## [SUPPLIED MATERIAL]
══════════

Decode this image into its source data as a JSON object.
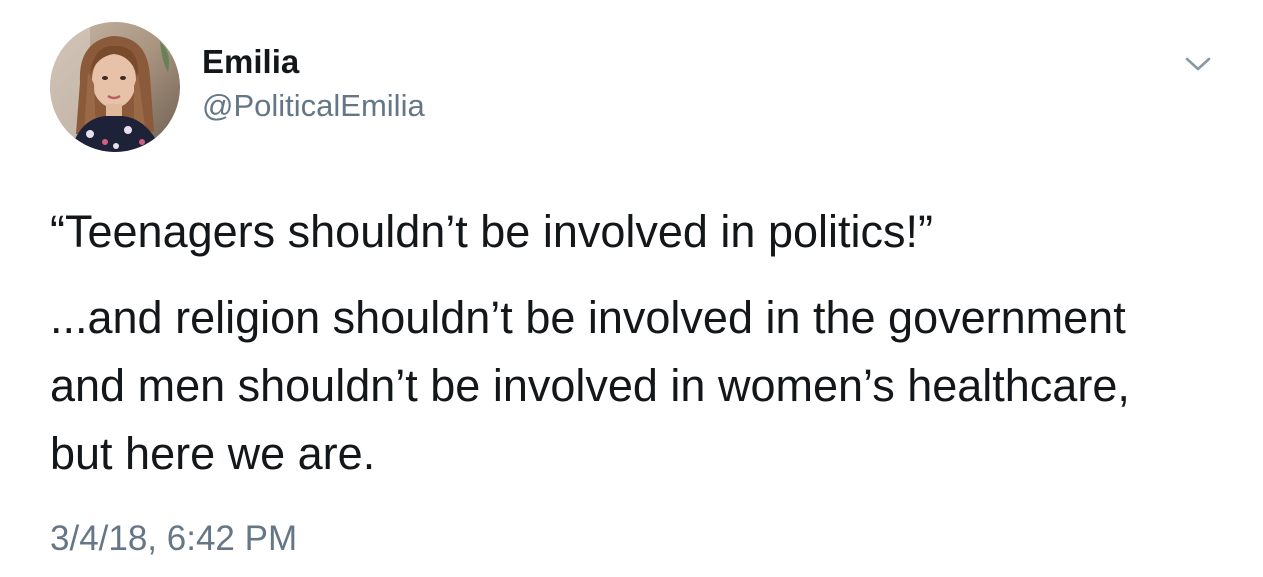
{
  "tweet": {
    "author": {
      "display_name": "Emilia",
      "handle": "@PoliticalEmilia",
      "avatar_icon": "profile-photo"
    },
    "menu_icon": "chevron-down-icon",
    "text": {
      "quote_line": "“Teenagers shouldn’t be involved in politics!”",
      "lines": [
        "...and religion shouldn’t be involved in the government",
        "and men shouldn’t be involved in women’s healthcare,",
        "but here we are."
      ]
    },
    "timestamp": "3/4/18, 6:42 PM"
  },
  "colors": {
    "primary_text": "#14171a",
    "secondary_text": "#657786",
    "background": "#ffffff"
  }
}
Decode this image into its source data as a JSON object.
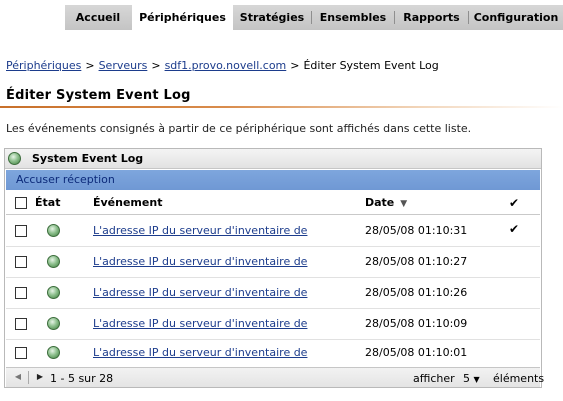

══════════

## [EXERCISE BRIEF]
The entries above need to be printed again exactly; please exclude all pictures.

## [RESPONSE AREA]
Decode this image into its source data as a JSON object.
{
  "tweet": {
    "author": {
      "display_name": "Emilia",
      "handle": "@PoliticalEmilia",
      "avatar_icon": "profile-photo"
    },
    "menu_icon": "chevron-down-icon",
    "text": {
      "quote_line": "“Teenagers shouldn’t be involved in politics!”",
      "lines": [
        "...and religion shouldn’t be involved in the government",
        "and men shouldn’t be involved in women’s healthcare,",
        "but here we are."
      ]
    },
    "timestamp": "3/4/18, 6:42 PM"
  },
  "colors": {
    "primary_text": "#14171a",
    "secondary_text": "#657786",
    "background": "#ffffff"
  }
}
Decode this image into its source data as a JSON object.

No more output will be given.